THE PROBLEM: Copy every record exactly. Nothing may be skipped.

EXERCISE DATA:
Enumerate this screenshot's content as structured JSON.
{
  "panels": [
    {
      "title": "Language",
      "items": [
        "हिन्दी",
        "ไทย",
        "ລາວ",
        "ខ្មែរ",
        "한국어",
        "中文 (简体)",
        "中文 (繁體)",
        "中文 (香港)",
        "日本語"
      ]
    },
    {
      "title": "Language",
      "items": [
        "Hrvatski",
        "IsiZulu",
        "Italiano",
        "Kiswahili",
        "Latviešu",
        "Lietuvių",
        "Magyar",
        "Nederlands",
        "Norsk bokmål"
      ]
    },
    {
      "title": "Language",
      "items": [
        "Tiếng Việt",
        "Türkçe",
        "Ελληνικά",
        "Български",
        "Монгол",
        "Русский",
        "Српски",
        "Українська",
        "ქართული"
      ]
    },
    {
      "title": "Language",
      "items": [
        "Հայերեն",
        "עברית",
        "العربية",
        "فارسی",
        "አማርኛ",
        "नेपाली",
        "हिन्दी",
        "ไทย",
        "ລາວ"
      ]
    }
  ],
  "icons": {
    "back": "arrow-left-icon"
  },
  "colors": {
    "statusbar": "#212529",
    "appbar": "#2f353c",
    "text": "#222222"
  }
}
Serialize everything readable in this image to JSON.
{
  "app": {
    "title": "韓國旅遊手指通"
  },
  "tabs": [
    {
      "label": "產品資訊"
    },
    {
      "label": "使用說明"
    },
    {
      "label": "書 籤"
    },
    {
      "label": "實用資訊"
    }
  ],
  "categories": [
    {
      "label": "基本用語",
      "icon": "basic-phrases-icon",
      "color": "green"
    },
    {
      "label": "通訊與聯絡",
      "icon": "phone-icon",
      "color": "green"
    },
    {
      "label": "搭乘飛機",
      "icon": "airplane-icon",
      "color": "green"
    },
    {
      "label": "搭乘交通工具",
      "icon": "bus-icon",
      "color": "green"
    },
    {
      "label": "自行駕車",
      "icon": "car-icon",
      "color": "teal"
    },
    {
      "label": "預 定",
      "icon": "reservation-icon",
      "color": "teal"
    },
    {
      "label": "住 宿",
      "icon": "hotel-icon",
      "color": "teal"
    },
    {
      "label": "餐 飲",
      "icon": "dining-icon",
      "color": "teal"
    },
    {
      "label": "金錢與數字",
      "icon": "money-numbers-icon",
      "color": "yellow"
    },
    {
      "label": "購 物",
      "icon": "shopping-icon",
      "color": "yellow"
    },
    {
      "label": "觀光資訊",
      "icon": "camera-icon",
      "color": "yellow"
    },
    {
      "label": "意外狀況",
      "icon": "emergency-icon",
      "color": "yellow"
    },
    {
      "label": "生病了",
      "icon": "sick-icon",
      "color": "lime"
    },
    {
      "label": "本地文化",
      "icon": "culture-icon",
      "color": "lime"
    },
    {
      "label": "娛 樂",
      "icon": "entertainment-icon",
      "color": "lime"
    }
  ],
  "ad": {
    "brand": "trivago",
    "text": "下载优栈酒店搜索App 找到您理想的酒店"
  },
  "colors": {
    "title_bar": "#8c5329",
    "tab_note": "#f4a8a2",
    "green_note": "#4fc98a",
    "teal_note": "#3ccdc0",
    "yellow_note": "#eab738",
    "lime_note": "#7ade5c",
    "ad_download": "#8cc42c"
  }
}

WRITTEN ANSWER:
Enumerate this screenshot's content as structured JSON.
{
  "panels": [
    {
      "title": "Language",
      "items": [
        "हिन्दी",
        "ไทย",
        "ລາວ",
        "ខ្មែរ",
        "한국어",
        "中文 (简体)",
        "中文 (繁體)",
        "中文 (香港)",
        "日本語"
      ]
    },
    {
      "title": "Language",
      "items": [
        "Hrvatski",
        "IsiZulu",
        "Italiano",
        "Kiswahili",
        "Latviešu",
        "Lietuvių",
        "Magyar",
        "Nederlands",
        "Norsk bokmål"
      ]
    },
    {
      "title": "Language",
      "items": [
        "Tiếng Việt",
        "Türkçe",
        "Ελληνικά",
        "Български",
        "Монгол",
        "Русский",
        "Српски",
        "Українська",
        "ქართული"
      ]
    },
    {
      "title": "Language",
      "items": [
        "Հայերեն",
        "עברית",
        "العربية",
        "فارسی",
        "አማርኛ",
        "नेपाली",
        "हिन्दी",
        "ไทย",
        "ລາວ"
      ]
    }
  ],
  "icons": {
    "back": "arrow-left-icon"
  },
  "colors": {
    "statusbar": "#212529",
    "appbar": "#2f353c",
    "text": "#222222"
  }
}
Serialize everything readable in this image to JSON.
{
  "app": {
    "title": "韓國旅遊手指通"
  },
  "tabs": [
    {
      "label": "產品資訊"
    },
    {
      "label": "使用說明"
    },
    {
      "label": "書 籤"
    },
    {
      "label": "實用資訊"
    }
  ],
  "categories": [
    {
      "label": "基本用語",
      "icon": "basic-phrases-icon",
      "color": "green"
    },
    {
      "label": "通訊與聯絡",
      "icon": "phone-icon",
      "color": "green"
    },
    {
      "label": "搭乘飛機",
      "icon": "airplane-icon",
      "color": "green"
    },
    {
      "label": "搭乘交通工具",
      "icon": "bus-icon",
      "color": "green"
    },
    {
      "label": "自行駕車",
      "icon": "car-icon",
      "color": "teal"
    },
    {
      "label": "預 定",
      "icon": "reservation-icon",
      "color": "teal"
    },
    {
      "label": "住 宿",
      "icon": "hotel-icon",
      "color": "teal"
    },
    {
      "label": "餐 飲",
      "icon": "dining-icon",
      "color": "teal"
    },
    {
      "label": "金錢與數字",
      "icon": "money-numbers-icon",
      "color": "yellow"
    },
    {
      "label": "購 物",
      "icon": "shopping-icon",
      "color": "yellow"
    },
    {
      "label": "觀光資訊",
      "icon": "camera-icon",
      "color": "yellow"
    },
    {
      "label": "意外狀況",
      "icon": "emergency-icon",
      "color": "yellow"
    },
    {
      "label": "生病了",
      "icon": "sick-icon",
      "color": "lime"
    },
    {
      "label": "本地文化",
      "icon": "culture-icon",
      "color": "lime"
    },
    {
      "label": "娛 樂",
      "icon": "entertainment-icon",
      "color": "lime"
    }
  ],
  "ad": {
    "brand": "trivago",
    "text": "下载优栈酒店搜索App 找到您理想的酒店"
  },
  "colors": {
    "title_bar": "#8c5329",
    "tab_note": "#f4a8a2",
    "green_note": "#4fc98a",
    "teal_note": "#3ccdc0",
    "yellow_note": "#eab738",
    "lime_note": "#7ade5c",
    "ad_download": "#8cc42c"
  }
}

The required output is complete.